The method can be applied for the identification of the diseased tissues, such as cancer or for the differentiation between tissues otherwise being visually indiscernible, such as conduction system of the heart.
Edinburgh FLS 920:
Experiments that could be performed:
Steady state measurements;
Steady state measurements is a simple method to investigate/characterize objects based on their general composition and depends mostly on the present fluorophores.
Fluorescence spectra of HCS, CT and MC tissues under 330 nm and 380 nm excitation. A vertical line marks 460 nm (JBO,16(10), 107001 (October 2011).
Kinetic (lifetime) measurements;
Fluorescence lifetime is the characteristic average time that a fluorophore spends in the excited state. It varies with the molecular environment (including pH, ion concentration and binding, enzymatic activity, temperature) but usually does not depend on fluorophore concentration, thus, environmental effects and fluorophores with overlapping spectra could be distinguished.
Fluorescence intensity decay registered at 482 nm. MC (picture A), HCS (picture B) and CT (picture C). (10.3952/lithjphys.51415).
Scanning of ex vivo samples;
The precise spectroscopic mapping of the tissue samples allows true spectral imaging with the spectral resolution of a 0,01 nm and single photon counting sensitivity.
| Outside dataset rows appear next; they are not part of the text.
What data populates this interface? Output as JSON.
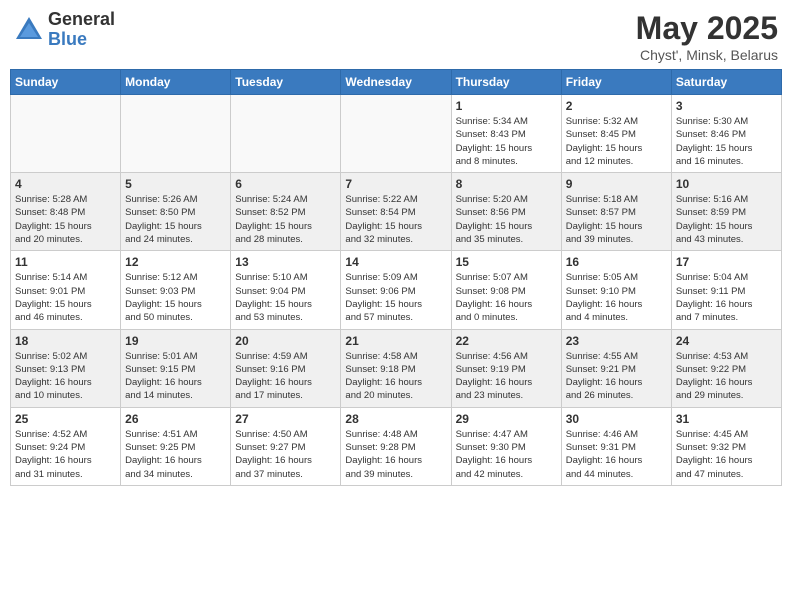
{
  "header": {
    "logo_general": "General",
    "logo_blue": "Blue",
    "title": "May 2025",
    "location": "Chyst', Minsk, Belarus"
  },
  "weekdays": [
    "Sunday",
    "Monday",
    "Tuesday",
    "Wednesday",
    "Thursday",
    "Friday",
    "Saturday"
  ],
  "weeks": [
    [
      {
        "day": "",
        "info": ""
      },
      {
        "day": "",
        "info": ""
      },
      {
        "day": "",
        "info": ""
      },
      {
        "day": "",
        "info": ""
      },
      {
        "day": "1",
        "info": "Sunrise: 5:34 AM\nSunset: 8:43 PM\nDaylight: 15 hours\nand 8 minutes."
      },
      {
        "day": "2",
        "info": "Sunrise: 5:32 AM\nSunset: 8:45 PM\nDaylight: 15 hours\nand 12 minutes."
      },
      {
        "day": "3",
        "info": "Sunrise: 5:30 AM\nSunset: 8:46 PM\nDaylight: 15 hours\nand 16 minutes."
      }
    ],
    [
      {
        "day": "4",
        "info": "Sunrise: 5:28 AM\nSunset: 8:48 PM\nDaylight: 15 hours\nand 20 minutes."
      },
      {
        "day": "5",
        "info": "Sunrise: 5:26 AM\nSunset: 8:50 PM\nDaylight: 15 hours\nand 24 minutes."
      },
      {
        "day": "6",
        "info": "Sunrise: 5:24 AM\nSunset: 8:52 PM\nDaylight: 15 hours\nand 28 minutes."
      },
      {
        "day": "7",
        "info": "Sunrise: 5:22 AM\nSunset: 8:54 PM\nDaylight: 15 hours\nand 32 minutes."
      },
      {
        "day": "8",
        "info": "Sunrise: 5:20 AM\nSunset: 8:56 PM\nDaylight: 15 hours\nand 35 minutes."
      },
      {
        "day": "9",
        "info": "Sunrise: 5:18 AM\nSunset: 8:57 PM\nDaylight: 15 hours\nand 39 minutes."
      },
      {
        "day": "10",
        "info": "Sunrise: 5:16 AM\nSunset: 8:59 PM\nDaylight: 15 hours\nand 43 minutes."
      }
    ],
    [
      {
        "day": "11",
        "info": "Sunrise: 5:14 AM\nSunset: 9:01 PM\nDaylight: 15 hours\nand 46 minutes."
      },
      {
        "day": "12",
        "info": "Sunrise: 5:12 AM\nSunset: 9:03 PM\nDaylight: 15 hours\nand 50 minutes."
      },
      {
        "day": "13",
        "info": "Sunrise: 5:10 AM\nSunset: 9:04 PM\nDaylight: 15 hours\nand 53 minutes."
      },
      {
        "day": "14",
        "info": "Sunrise: 5:09 AM\nSunset: 9:06 PM\nDaylight: 15 hours\nand 57 minutes."
      },
      {
        "day": "15",
        "info": "Sunrise: 5:07 AM\nSunset: 9:08 PM\nDaylight: 16 hours\nand 0 minutes."
      },
      {
        "day": "16",
        "info": "Sunrise: 5:05 AM\nSunset: 9:10 PM\nDaylight: 16 hours\nand 4 minutes."
      },
      {
        "day": "17",
        "info": "Sunrise: 5:04 AM\nSunset: 9:11 PM\nDaylight: 16 hours\nand 7 minutes."
      }
    ],
    [
      {
        "day": "18",
        "info": "Sunrise: 5:02 AM\nSunset: 9:13 PM\nDaylight: 16 hours\nand 10 minutes."
      },
      {
        "day": "19",
        "info": "Sunrise: 5:01 AM\nSunset: 9:15 PM\nDaylight: 16 hours\nand 14 minutes."
      },
      {
        "day": "20",
        "info": "Sunrise: 4:59 AM\nSunset: 9:16 PM\nDaylight: 16 hours\nand 17 minutes."
      },
      {
        "day": "21",
        "info": "Sunrise: 4:58 AM\nSunset: 9:18 PM\nDaylight: 16 hours\nand 20 minutes."
      },
      {
        "day": "22",
        "info": "Sunrise: 4:56 AM\nSunset: 9:19 PM\nDaylight: 16 hours\nand 23 minutes."
      },
      {
        "day": "23",
        "info": "Sunrise: 4:55 AM\nSunset: 9:21 PM\nDaylight: 16 hours\nand 26 minutes."
      },
      {
        "day": "24",
        "info": "Sunrise: 4:53 AM\nSunset: 9:22 PM\nDaylight: 16 hours\nand 29 minutes."
      }
    ],
    [
      {
        "day": "25",
        "info": "Sunrise: 4:52 AM\nSunset: 9:24 PM\nDaylight: 16 hours\nand 31 minutes."
      },
      {
        "day": "26",
        "info": "Sunrise: 4:51 AM\nSunset: 9:25 PM\nDaylight: 16 hours\nand 34 minutes."
      },
      {
        "day": "27",
        "info": "Sunrise: 4:50 AM\nSunset: 9:27 PM\nDaylight: 16 hours\nand 37 minutes."
      },
      {
        "day": "28",
        "info": "Sunrise: 4:48 AM\nSunset: 9:28 PM\nDaylight: 16 hours\nand 39 minutes."
      },
      {
        "day": "29",
        "info": "Sunrise: 4:47 AM\nSunset: 9:30 PM\nDaylight: 16 hours\nand 42 minutes."
      },
      {
        "day": "30",
        "info": "Sunrise: 4:46 AM\nSunset: 9:31 PM\nDaylight: 16 hours\nand 44 minutes."
      },
      {
        "day": "31",
        "info": "Sunrise: 4:45 AM\nSunset: 9:32 PM\nDaylight: 16 hours\nand 47 minutes."
      }
    ]
  ]
}
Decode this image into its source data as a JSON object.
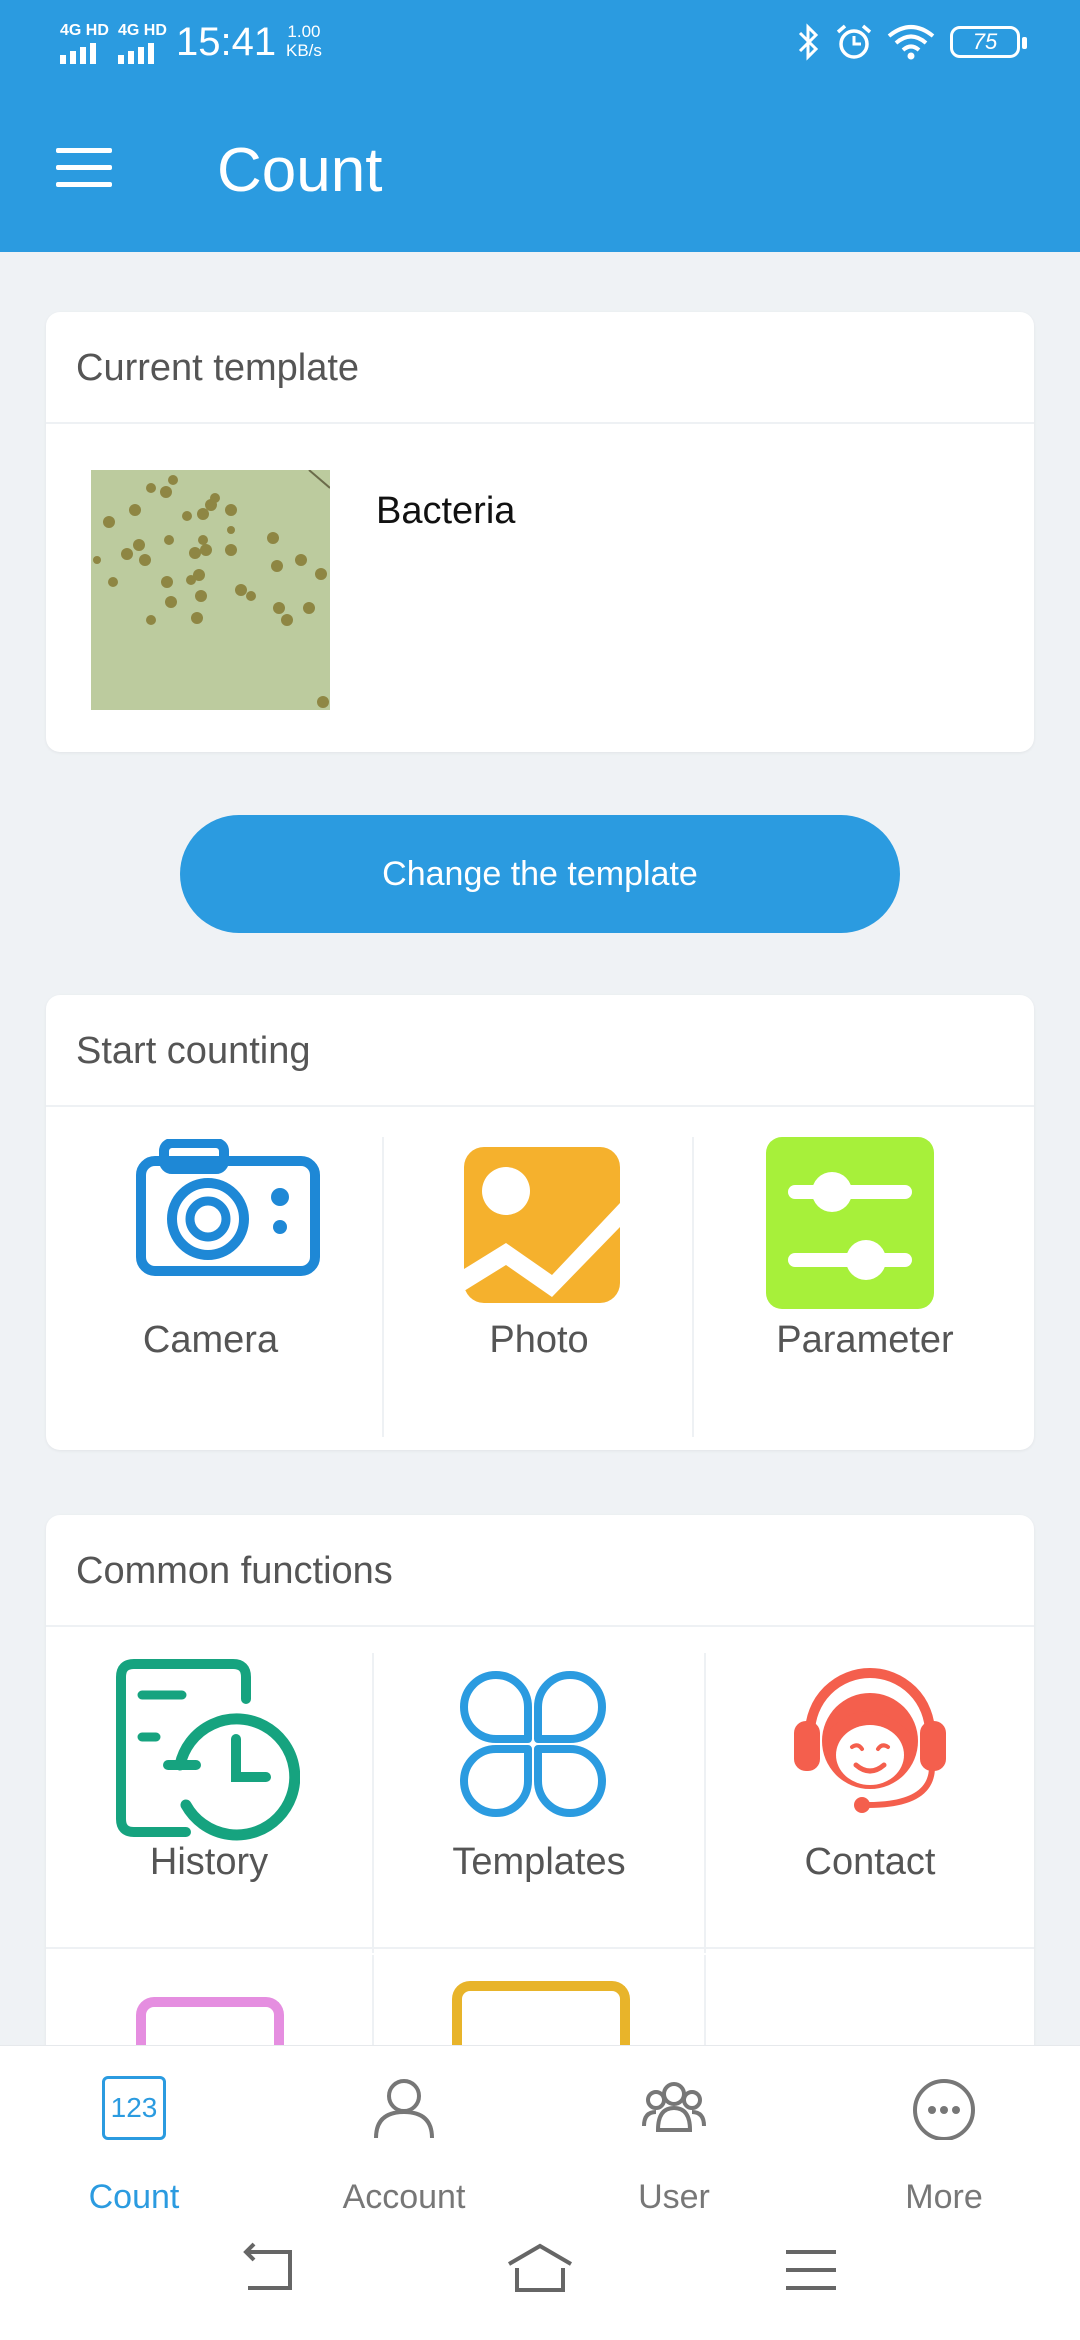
{
  "status_bar": {
    "network1": "4G HD",
    "network2": "4G HD",
    "time": "15:41",
    "speed_value": "1.00",
    "speed_unit": "KB/s",
    "battery": "75"
  },
  "app_bar": {
    "title": "Count"
  },
  "current_template": {
    "heading": "Current template",
    "name": "Bacteria"
  },
  "change_template_button": "Change the template",
  "start_counting": {
    "heading": "Start counting",
    "items": [
      {
        "label": "Camera",
        "icon": "camera-icon",
        "color": "#1e88d6"
      },
      {
        "label": "Photo",
        "icon": "photo-icon",
        "color": "#f5b12d"
      },
      {
        "label": "Parameter",
        "icon": "sliders-icon",
        "color": "#a7f03a"
      }
    ]
  },
  "common_functions": {
    "heading": "Common functions",
    "items": [
      {
        "label": "History",
        "icon": "history-icon",
        "color": "#16a37f"
      },
      {
        "label": "Templates",
        "icon": "templates-icon",
        "color": "#2b9be0"
      },
      {
        "label": "Contact",
        "icon": "support-agent-icon",
        "color": "#f45f4d"
      }
    ]
  },
  "bottom_nav": {
    "tabs": [
      {
        "label": "Count",
        "icon": "count-123-icon",
        "active": true
      },
      {
        "label": "Account",
        "icon": "person-icon",
        "active": false
      },
      {
        "label": "User",
        "icon": "group-icon",
        "active": false
      },
      {
        "label": "More",
        "icon": "more-dots-icon",
        "active": false
      }
    ],
    "count_icon_text": "123"
  },
  "colors": {
    "primary": "#2b9be0",
    "background": "#eff2f5"
  }
}
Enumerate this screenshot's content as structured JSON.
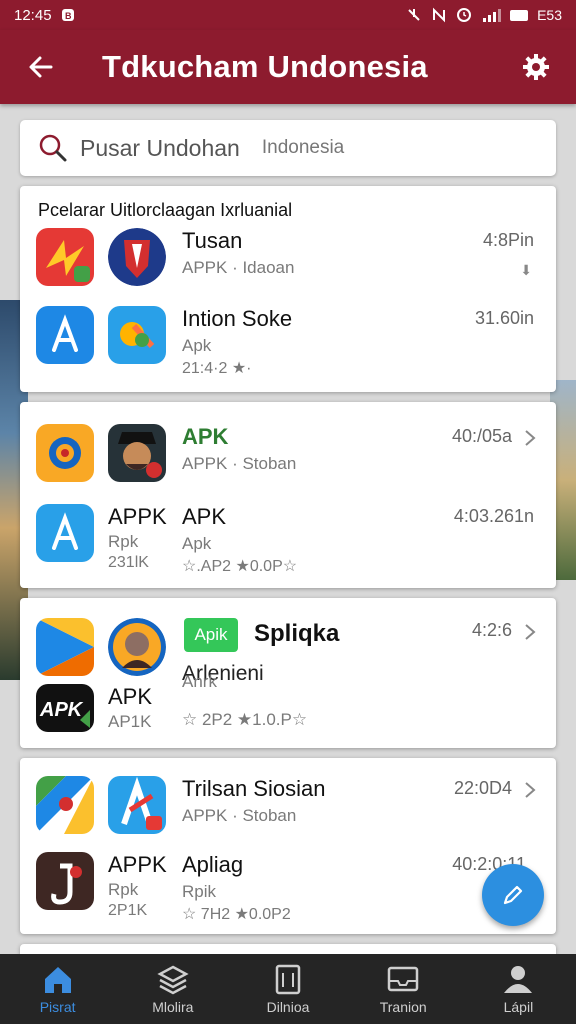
{
  "status_bar": {
    "time": "12:45",
    "battery": "E53"
  },
  "app_bar": {
    "title": "Tdkucham Undonesia"
  },
  "search": {
    "placeholder": "Pusar Undohan",
    "region": "Indonesia"
  },
  "colors": {
    "brand": "#8d1b2e",
    "accent": "#2c8fe0",
    "nav_bg": "#252525"
  },
  "cards": [
    {
      "header": "Pcelarar Uitlorclaagan Ixrluanial",
      "rows": [
        {
          "name": "Tusan",
          "sub": "APPK · Idaoan",
          "time": "4:8Pin"
        },
        {
          "name": "Intion Soke",
          "sub": "Apk",
          "sub2": "21:4·2 ★·",
          "time": "31.60in"
        }
      ]
    },
    {
      "rows": [
        {
          "name": "APK",
          "sub": "APPK · Stoban",
          "time": "40:/05a"
        },
        {
          "left_name": "APPK",
          "left_sub": "Rpk",
          "left_sub2": "231lK",
          "name": "APK",
          "sub": "Apk",
          "sub2": "☆.AP2  ★0.0P☆",
          "time": "4:03.261n"
        }
      ]
    },
    {
      "rows": [
        {
          "badge": "Apik",
          "name": "Spliqka",
          "time": "4:2:6",
          "sub": "Arlenieni"
        },
        {
          "left_name": "APK",
          "left_sub": "AP1K",
          "name": "",
          "sub": "Anrk",
          "sub2": "☆ 2P2  ★1.0.P☆",
          "time": ""
        }
      ]
    },
    {
      "rows": [
        {
          "name": "Trilsan Siosian",
          "sub": "APPK · Stoban",
          "time": "22:0D4"
        },
        {
          "left_name": "APPK",
          "left_sub": "Rpk",
          "left_sub2": "2P1K",
          "name": "Apliag",
          "sub": "Rpik",
          "sub2": "☆ 7H2  ★0.0P2",
          "time": "40:2:0:11"
        }
      ]
    }
  ],
  "bottom_nav": [
    {
      "label": "Pisrat",
      "icon": "home-icon",
      "active": true
    },
    {
      "label": "Mlolira",
      "icon": "layers-icon",
      "active": false
    },
    {
      "label": "Dilnioa",
      "icon": "tablet-icon",
      "active": false
    },
    {
      "label": "Tranion",
      "icon": "inbox-icon",
      "active": false
    },
    {
      "label": "Lápil",
      "icon": "person-icon",
      "active": false
    }
  ]
}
Planar scanning (mapping) of the specimen. Picture in the daylight (left panel); spectral image (middle panel) - each pixel represents the ratio Rtiss(460) = Iex330/Iex380; Combined picture of spectral and fluorescence images (right panel) (JBO,16(10), 107001 (October 2011)).
In vivo measurements (using fiber optics probe)
The possibility to perform spectral measurements from live objects makes optical biopsy very attractive method for early diagnosis and for decision making during the surgery procedures.
The simplified equipment makes it possible to implement it in any type of the procedures.
(Intra-arterial administration of photosensitizer and fluorescence detection of tumorous site.)
(Fluorescence spectra from neoplastic, healthy cervical tissue and skin after topical ALA application in the same patient (BMC Women's Health (2015) 15:35)